8:30 AM - 5:00 PM. Day one of a three day public workshop hosted by the FTC on proposed amendments to the Telemarketing Sales Rule (TSR), including the potential development and implementation of a national do not call list. See, FTC release and agenda. Location: Marriott Wardman Park Hotel, 2600 Woodley Road, NW.
9:30 AM. The National School Boards Foundation will host a breakfast (9:00 AM) and media briefing on it release of a national survey titled "Are We There Yet?  Research and Guidelines on Schools Use of the Internet". For more information, contact Renee Hockaday at 703 838-6717 or rhockaday Location: Corporation for Public Broadcasting, 2nd Floor, 401 9th St., NW.
10:00 AM. The House Commerce Committee's Subcommittee on Telecommunications and the Internet will hold a hearing titled "The FCC's UWB Proceeding: An Examination of the Government's Spectrum Management Process." Webcast. Press contact: Ken Johnson or Jon Tripp at 202 225-5735. Location: Room 2123, Rayburn Building.
2:00 PM. The House Judiciary Committee's Subcommittee on Courts, the Internet and Intellectual Property will hold a hearing titled "DRM: The Consumer Benefits of Today's Digital Rights Management Solutions." Audio webcast. Location: Room 2141, Rayburn Building.
EXTENDED TO JULY 17. Deadline to submit reply comments to the FCC in response to its notice of proposed rulemaking regarding its unbundling analysis under § 251 of the Communications Act and the identification of specific unbundling requirements for incumbent local exchange carriers. See, May 29 order [PDF] extending deadline from June 5 to July 17. See also, notice in the Federal Register. This is CC Docket No. 01-338.

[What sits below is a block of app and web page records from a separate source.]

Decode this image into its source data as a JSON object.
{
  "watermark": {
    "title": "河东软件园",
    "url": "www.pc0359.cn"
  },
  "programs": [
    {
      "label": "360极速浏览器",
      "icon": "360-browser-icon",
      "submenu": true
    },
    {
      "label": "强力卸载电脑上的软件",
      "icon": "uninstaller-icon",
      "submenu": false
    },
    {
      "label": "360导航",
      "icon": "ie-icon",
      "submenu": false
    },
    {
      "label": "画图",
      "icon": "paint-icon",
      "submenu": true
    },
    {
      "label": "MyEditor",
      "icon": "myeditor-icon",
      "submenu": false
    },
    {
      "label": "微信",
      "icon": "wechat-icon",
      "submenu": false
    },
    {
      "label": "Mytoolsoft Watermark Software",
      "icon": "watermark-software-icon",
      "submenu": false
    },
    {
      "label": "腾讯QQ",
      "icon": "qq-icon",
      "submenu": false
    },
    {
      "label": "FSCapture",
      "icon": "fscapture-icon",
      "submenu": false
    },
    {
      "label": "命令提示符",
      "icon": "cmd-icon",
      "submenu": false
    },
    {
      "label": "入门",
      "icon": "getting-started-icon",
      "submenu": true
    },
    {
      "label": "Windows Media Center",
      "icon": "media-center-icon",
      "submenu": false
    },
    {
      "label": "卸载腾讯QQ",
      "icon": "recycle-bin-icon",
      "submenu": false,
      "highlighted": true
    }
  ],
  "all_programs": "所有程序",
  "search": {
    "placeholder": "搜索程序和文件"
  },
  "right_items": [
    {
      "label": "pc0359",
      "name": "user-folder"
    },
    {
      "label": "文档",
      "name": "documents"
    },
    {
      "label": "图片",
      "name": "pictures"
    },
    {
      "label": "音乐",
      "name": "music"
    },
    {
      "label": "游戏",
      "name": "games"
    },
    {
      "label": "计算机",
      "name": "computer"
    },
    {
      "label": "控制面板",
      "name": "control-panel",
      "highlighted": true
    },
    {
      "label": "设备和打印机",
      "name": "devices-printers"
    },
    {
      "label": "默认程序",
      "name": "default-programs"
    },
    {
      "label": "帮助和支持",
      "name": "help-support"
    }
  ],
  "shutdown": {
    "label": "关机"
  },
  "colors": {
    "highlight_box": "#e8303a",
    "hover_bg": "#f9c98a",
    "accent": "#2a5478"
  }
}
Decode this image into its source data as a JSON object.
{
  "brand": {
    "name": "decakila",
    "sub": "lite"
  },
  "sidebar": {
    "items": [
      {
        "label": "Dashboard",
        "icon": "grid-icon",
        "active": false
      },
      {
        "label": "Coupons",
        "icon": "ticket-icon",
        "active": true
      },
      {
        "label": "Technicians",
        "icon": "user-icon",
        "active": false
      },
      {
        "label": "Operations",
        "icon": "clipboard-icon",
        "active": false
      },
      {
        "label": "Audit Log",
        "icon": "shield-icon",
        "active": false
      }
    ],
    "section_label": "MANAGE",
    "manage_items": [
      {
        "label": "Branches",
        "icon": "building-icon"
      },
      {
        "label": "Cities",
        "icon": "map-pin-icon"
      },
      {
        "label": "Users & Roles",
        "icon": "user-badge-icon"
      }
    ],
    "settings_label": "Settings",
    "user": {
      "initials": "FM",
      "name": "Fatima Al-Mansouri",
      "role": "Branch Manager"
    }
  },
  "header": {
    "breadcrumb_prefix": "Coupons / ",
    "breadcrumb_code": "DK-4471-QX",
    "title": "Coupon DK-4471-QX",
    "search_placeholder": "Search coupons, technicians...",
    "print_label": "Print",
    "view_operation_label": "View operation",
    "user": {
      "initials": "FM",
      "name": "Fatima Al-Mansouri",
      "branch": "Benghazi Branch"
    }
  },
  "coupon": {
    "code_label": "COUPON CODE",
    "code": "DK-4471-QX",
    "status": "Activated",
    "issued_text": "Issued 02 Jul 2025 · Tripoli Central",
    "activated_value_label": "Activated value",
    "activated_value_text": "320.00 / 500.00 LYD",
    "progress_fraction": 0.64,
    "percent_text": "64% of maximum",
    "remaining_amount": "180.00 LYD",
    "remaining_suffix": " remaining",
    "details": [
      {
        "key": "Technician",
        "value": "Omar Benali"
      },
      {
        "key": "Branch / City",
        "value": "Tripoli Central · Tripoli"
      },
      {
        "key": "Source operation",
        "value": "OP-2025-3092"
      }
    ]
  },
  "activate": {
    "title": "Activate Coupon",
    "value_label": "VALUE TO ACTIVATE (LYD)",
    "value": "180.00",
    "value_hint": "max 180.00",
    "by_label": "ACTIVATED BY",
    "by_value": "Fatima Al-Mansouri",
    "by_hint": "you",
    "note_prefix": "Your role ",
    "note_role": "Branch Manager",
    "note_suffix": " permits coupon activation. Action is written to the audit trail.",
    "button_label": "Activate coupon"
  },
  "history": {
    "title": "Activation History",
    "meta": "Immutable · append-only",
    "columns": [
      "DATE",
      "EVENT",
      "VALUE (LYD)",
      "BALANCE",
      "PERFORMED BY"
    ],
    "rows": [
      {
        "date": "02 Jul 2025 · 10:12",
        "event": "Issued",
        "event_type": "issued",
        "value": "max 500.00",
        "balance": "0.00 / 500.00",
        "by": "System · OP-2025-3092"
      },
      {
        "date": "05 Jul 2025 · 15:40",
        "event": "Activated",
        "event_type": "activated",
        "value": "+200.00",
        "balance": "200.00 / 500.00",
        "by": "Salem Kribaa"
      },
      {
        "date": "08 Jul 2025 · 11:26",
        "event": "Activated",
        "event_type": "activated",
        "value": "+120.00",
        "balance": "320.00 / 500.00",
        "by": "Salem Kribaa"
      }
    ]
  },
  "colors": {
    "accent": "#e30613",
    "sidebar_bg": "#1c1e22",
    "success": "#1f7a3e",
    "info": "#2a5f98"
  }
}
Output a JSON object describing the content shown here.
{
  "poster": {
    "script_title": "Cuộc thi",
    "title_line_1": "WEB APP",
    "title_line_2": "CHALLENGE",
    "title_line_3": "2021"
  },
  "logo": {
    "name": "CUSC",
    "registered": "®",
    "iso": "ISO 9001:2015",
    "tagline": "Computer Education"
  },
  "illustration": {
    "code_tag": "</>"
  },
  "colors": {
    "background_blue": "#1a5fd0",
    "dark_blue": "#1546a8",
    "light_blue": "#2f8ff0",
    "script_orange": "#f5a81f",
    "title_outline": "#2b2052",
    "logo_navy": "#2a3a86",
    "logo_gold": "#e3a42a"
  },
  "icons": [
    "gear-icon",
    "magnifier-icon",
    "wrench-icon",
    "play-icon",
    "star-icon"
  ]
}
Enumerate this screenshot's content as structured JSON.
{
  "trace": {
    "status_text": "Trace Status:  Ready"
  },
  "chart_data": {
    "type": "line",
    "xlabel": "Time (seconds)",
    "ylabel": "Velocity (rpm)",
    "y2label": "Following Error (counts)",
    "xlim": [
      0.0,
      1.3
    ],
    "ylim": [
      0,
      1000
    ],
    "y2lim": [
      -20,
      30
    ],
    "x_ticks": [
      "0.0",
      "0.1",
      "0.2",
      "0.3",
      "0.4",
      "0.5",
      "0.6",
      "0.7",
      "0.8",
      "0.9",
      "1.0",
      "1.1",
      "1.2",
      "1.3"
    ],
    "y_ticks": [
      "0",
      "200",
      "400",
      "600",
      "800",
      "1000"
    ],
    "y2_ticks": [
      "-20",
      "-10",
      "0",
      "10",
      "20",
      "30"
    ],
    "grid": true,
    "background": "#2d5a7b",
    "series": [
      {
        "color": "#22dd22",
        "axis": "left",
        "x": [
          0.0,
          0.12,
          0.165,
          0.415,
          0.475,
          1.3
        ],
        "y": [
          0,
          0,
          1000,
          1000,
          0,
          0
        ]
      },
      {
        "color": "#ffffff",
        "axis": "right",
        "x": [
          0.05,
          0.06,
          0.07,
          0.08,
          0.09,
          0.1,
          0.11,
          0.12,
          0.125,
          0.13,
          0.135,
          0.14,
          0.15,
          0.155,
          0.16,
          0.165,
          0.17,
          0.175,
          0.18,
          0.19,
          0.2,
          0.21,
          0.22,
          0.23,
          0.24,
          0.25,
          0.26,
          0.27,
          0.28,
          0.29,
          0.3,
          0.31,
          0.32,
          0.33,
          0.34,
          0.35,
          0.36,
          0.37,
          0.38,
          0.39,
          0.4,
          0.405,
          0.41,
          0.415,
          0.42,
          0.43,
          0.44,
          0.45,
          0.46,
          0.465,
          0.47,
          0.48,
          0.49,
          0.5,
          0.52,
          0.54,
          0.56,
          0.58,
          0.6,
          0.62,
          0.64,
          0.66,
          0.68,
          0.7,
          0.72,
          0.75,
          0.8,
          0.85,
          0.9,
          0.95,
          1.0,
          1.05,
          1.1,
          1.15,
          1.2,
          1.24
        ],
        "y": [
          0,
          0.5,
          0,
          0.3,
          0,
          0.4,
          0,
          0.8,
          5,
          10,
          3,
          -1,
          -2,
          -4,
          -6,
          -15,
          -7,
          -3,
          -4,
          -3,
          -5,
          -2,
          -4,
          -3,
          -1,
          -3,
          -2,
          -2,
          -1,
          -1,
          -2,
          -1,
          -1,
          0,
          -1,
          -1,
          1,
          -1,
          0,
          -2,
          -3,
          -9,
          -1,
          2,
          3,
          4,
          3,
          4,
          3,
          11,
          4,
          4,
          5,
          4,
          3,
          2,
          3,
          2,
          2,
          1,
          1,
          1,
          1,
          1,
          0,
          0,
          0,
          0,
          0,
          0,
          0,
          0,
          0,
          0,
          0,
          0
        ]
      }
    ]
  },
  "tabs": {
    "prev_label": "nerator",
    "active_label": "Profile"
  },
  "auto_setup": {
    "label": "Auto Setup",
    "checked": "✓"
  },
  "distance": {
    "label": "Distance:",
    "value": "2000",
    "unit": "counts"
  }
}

Thursday, June 6
8:30 AM - 5:00 PM. Day two of a three day public workshop hosted by the FTC on proposed amendments to the Telemarketing Sales Rule, including the potential development and implementation of a national do not call list. See, FTC release and agenda.
10:00 AM. The House Judiciary Committee will meet to mark up several bills, including HR 3215, the Combatting Illegal Gambling Reform and Modernization Act (Goodlatte Internet gambling bill), and HR 4623, the Child Obscenity and Pormography Prevention Act of 2002. Audio Webcast. Press contact: Jeff Lungren or Terry Shawn at 202 225-2492. Location: Room 2141, Rayburn Building.
TIME? The Senate Commerce Committee's Subcommittee on Communications will hold a hearing titled Universal Service Fund. Press contact: Andy Davis 224-6654. Location: Room 253, Russell Senate Office Building.
8:00 AM - 5:00 PM. The Institute for International Research (IIR) and ComCare will host a conference titled e-SAFETY: Delivering Communications & Information Technology Solutions for 21st Century Public Safety. Sen. Conrad Burns (R-MT) will give a keynote address at 8:30 AM. The price to attend is $695. See, IIR notice. Location: Ronald Reagan Building, 1300 Pennsylvania Ave., NW.
Deadline to submit comments to the SEC regarding its proposed rule amending the Investment Advisers Act of 1940 to exempt certain investment advisers that provide advisory services through the Internet from the prohibition on SEC registration set out in § 203A of the Act. The amendments would permit these advisers to register with the SEC instead of with state securities authorities. See, notice in the Federal Register.